> _What you have to do_: Extract every entry word for word.

> _Extracted material_:
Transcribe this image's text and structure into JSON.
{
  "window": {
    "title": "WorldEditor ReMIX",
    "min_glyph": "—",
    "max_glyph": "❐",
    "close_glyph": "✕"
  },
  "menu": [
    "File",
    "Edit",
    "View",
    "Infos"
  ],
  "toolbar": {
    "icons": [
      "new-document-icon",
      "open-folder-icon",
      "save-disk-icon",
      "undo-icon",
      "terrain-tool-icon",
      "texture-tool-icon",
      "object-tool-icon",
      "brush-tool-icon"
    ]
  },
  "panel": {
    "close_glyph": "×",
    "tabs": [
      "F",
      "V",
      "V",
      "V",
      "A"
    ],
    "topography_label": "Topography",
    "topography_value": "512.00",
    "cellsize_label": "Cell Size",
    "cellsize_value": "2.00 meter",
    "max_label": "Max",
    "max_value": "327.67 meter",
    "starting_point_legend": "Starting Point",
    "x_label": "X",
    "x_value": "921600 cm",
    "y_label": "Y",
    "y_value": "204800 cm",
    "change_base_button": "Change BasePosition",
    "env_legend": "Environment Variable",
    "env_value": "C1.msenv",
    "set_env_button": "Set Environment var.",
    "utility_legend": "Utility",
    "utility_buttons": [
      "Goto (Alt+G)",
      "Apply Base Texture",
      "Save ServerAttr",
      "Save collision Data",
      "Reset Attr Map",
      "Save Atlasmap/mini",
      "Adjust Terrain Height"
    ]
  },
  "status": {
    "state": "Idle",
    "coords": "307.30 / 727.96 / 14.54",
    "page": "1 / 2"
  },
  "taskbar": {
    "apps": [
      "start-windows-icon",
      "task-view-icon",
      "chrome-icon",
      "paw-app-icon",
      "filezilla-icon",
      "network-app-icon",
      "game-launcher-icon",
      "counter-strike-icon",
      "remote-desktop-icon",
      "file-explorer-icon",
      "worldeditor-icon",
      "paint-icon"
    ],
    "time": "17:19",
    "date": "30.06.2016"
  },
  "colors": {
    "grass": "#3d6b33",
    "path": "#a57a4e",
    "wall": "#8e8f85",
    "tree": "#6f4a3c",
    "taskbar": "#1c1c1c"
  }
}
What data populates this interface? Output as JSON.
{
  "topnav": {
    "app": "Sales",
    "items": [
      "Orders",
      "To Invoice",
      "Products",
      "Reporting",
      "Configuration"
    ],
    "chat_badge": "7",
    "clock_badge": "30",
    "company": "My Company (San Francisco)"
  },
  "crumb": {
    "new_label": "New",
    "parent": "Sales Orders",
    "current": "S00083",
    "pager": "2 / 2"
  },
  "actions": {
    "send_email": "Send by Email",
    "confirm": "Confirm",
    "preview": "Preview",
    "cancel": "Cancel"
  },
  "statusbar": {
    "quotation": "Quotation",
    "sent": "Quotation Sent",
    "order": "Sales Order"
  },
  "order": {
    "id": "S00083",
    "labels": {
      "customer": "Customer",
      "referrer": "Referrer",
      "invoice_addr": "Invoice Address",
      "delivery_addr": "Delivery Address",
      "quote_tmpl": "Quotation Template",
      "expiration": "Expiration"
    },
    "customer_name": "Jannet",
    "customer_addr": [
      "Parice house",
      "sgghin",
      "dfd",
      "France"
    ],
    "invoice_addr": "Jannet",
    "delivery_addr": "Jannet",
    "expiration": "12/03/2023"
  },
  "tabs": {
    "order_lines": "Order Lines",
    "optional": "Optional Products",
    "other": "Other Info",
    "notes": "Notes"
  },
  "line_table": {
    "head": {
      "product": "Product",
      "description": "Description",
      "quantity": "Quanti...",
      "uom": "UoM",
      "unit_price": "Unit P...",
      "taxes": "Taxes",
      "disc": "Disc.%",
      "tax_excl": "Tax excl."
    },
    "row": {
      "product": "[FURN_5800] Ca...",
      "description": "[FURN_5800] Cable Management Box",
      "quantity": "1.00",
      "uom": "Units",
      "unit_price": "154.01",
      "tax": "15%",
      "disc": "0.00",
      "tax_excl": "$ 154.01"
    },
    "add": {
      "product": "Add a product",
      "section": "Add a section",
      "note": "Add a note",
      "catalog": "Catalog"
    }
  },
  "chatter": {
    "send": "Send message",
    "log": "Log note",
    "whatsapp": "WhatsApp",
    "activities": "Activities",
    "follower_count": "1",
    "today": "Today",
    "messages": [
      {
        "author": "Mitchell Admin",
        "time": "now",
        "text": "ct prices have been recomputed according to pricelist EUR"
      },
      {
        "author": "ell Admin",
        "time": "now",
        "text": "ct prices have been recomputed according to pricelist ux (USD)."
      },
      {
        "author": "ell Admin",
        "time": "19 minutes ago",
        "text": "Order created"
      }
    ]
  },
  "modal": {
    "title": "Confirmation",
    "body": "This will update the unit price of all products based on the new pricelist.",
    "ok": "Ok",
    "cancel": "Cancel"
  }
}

> _Answer space_:
Transcribe this image's text and structure into JSON.
{
  "window": {
    "title": "WorldEditor ReMIX",
    "min_glyph": "—",
    "max_glyph": "❐",
    "close_glyph": "✕"
  },
  "menu": [
    "File",
    "Edit",
    "View",
    "Infos"
  ],
  "toolbar": {
    "icons": [
      "new-document-icon",
      "open-folder-icon",
      "save-disk-icon",
      "undo-icon",
      "terrain-tool-icon",
      "texture-tool-icon",
      "object-tool-icon",
      "brush-tool-icon"
    ]
  },
  "panel": {
    "close_glyph": "×",
    "tabs": [
      "F",
      "V",
      "V",
      "V",
      "A"
    ],
    "topography_label": "Topography",
    "topography_value": "512.00",
    "cellsize_label": "Cell Size",
    "cellsize_value": "2.00 meter",
    "max_label": "Max",
    "max_value": "327.67 meter",
    "starting_point_legend": "Starting Point",
    "x_label": "X",
    "x_value": "921600 cm",
    "y_label": "Y",
    "y_value": "204800 cm",
    "change_base_button": "Change BasePosition",
    "env_legend": "Environment Variable",
    "env_value": "C1.msenv",
    "set_env_button": "Set Environment var.",
    "utility_legend": "Utility",
    "utility_buttons": [
      "Goto (Alt+G)",
      "Apply Base Texture",
      "Save ServerAttr",
      "Save collision Data",
      "Reset Attr Map",
      "Save Atlasmap/mini",
      "Adjust Terrain Height"
    ]
  },
  "status": {
    "state": "Idle",
    "coords": "307.30 / 727.96 / 14.54",
    "page": "1 / 2"
  },
  "taskbar": {
    "apps": [
      "start-windows-icon",
      "task-view-icon",
      "chrome-icon",
      "paw-app-icon",
      "filezilla-icon",
      "network-app-icon",
      "game-launcher-icon",
      "counter-strike-icon",
      "remote-desktop-icon",
      "file-explorer-icon",
      "worldeditor-icon",
      "paint-icon"
    ],
    "time": "17:19",
    "date": "30.06.2016"
  },
  "colors": {
    "grass": "#3d6b33",
    "path": "#a57a4e",
    "wall": "#8e8f85",
    "tree": "#6f4a3c",
    "taskbar": "#1c1c1c"
  }
}
What data populates this interface? Output as JSON.
{
  "topnav": {
    "app": "Sales",
    "items": [
      "Orders",
      "To Invoice",
      "Products",
      "Reporting",
      "Configuration"
    ],
    "chat_badge": "7",
    "clock_badge": "30",
    "company": "My Company (San Francisco)"
  },
  "crumb": {
    "new_label": "New",
    "parent": "Sales Orders",
    "current": "S00083",
    "pager": "2 / 2"
  },
  "actions": {
    "send_email": "Send by Email",
    "confirm": "Confirm",
    "preview": "Preview",
    "cancel": "Cancel"
  },
  "statusbar": {
    "quotation": "Quotation",
    "sent": "Quotation Sent",
    "order": "Sales Order"
  },
  "order": {
    "id": "S00083",
    "labels": {
      "customer": "Customer",
      "referrer": "Referrer",
      "invoice_addr": "Invoice Address",
      "delivery_addr": "Delivery Address",
      "quote_tmpl": "Quotation Template",
      "expiration": "Expiration"
    },
    "customer_name": "Jannet",
    "customer_addr": [
      "Parice house",
      "sgghin",
      "dfd",
      "France"
    ],
    "invoice_addr": "Jannet",
    "delivery_addr": "Jannet",
    "expiration": "12/03/2023"
  },
  "tabs": {
    "order_lines": "Order Lines",
    "optional": "Optional Products",
    "other": "Other Info",
    "notes": "Notes"
  },
  "line_table": {
    "head": {
      "product": "Product",
      "description": "Description",
      "quantity": "Quanti...",
      "uom": "UoM",
      "unit_price": "Unit P...",
      "taxes": "Taxes",
      "disc": "Disc.%",
      "tax_excl": "Tax excl."
    },
    "row": {
      "product": "[FURN_5800] Ca...",
      "description": "[FURN_5800] Cable Management Box",
      "quantity": "1.00",
      "uom": "Units",
      "unit_price": "154.01",
      "tax": "15%",
      "disc": "0.00",
      "tax_excl": "$ 154.01"
    },
    "add": {
      "product": "Add a product",
      "section": "Add a section",
      "note": "Add a note",
      "catalog": "Catalog"
    }
  },
  "chatter": {
    "send": "Send message",
    "log": "Log note",
    "whatsapp": "WhatsApp",
    "activities": "Activities",
    "follower_count": "1",
    "today": "Today",
    "messages": [
      {
        "author": "Mitchell Admin",
        "time": "now",
        "text": "ct prices have been recomputed according to pricelist EUR"
      },
      {
        "author": "ell Admin",
        "time": "now",
        "text": "ct prices have been recomputed according to pricelist ux (USD)."
      },
      {
        "author": "ell Admin",
        "time": "19 minutes ago",
        "text": "Order created"
      }
    ]
  },
  "modal": {
    "title": "Confirmation",
    "body": "This will update the unit price of all products based on the new pricelist.",
    "ok": "Ok",
    "cancel": "Cancel"
  }
}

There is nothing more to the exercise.